▶ YOUR GOAL: The answer must be every line from the entries below that includes "text".

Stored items

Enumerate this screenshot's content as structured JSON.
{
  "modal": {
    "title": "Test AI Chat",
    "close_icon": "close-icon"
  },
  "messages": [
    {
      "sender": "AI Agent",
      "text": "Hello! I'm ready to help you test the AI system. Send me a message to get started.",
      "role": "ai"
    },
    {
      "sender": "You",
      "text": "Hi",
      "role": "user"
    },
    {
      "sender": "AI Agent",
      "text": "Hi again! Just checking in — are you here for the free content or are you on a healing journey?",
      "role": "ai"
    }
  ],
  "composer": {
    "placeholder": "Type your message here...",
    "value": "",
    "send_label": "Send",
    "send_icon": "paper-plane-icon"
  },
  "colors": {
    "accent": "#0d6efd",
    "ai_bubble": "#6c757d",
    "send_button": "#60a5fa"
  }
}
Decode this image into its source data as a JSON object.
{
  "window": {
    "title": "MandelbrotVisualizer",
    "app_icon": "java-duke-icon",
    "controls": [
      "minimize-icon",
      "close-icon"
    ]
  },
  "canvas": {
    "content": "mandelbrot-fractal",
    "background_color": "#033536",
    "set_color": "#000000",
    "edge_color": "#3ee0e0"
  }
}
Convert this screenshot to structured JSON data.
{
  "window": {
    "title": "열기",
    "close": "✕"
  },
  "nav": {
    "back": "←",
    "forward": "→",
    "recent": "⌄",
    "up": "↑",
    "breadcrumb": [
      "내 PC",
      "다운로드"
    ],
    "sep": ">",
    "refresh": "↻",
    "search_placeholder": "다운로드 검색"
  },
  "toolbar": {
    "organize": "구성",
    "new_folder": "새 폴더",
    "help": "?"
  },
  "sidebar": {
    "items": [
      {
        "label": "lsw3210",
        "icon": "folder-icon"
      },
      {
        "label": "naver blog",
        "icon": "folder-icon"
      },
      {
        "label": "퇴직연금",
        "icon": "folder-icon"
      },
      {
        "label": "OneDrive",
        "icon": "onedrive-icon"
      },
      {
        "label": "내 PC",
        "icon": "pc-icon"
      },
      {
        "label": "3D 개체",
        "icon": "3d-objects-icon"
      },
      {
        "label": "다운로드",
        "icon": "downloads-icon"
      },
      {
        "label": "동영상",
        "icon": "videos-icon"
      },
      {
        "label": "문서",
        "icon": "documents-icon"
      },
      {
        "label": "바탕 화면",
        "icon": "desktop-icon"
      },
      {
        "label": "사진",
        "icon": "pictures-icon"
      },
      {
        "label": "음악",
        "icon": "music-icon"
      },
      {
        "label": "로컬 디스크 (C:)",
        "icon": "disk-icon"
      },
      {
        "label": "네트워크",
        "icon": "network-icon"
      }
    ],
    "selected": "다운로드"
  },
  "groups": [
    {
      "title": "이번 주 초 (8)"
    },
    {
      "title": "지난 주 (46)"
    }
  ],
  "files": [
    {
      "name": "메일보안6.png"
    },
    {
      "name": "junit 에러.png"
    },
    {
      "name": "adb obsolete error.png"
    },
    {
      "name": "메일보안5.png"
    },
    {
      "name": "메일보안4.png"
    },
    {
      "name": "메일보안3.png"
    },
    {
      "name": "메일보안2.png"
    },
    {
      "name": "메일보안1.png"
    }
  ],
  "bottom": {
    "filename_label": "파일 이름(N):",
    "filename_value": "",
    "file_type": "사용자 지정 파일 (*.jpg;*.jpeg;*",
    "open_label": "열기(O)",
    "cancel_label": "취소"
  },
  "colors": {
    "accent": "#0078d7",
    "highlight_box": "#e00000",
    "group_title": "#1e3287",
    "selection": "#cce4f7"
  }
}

▶ SOLUTION TO THE EXERCISE:
      "text": "Hello! I'm ready to help you test the AI system. Send me a message to get started.",
      "text": "Hi",
      "text": "Hi again! Just checking in — are you here for the free content or are you on a healing journey?",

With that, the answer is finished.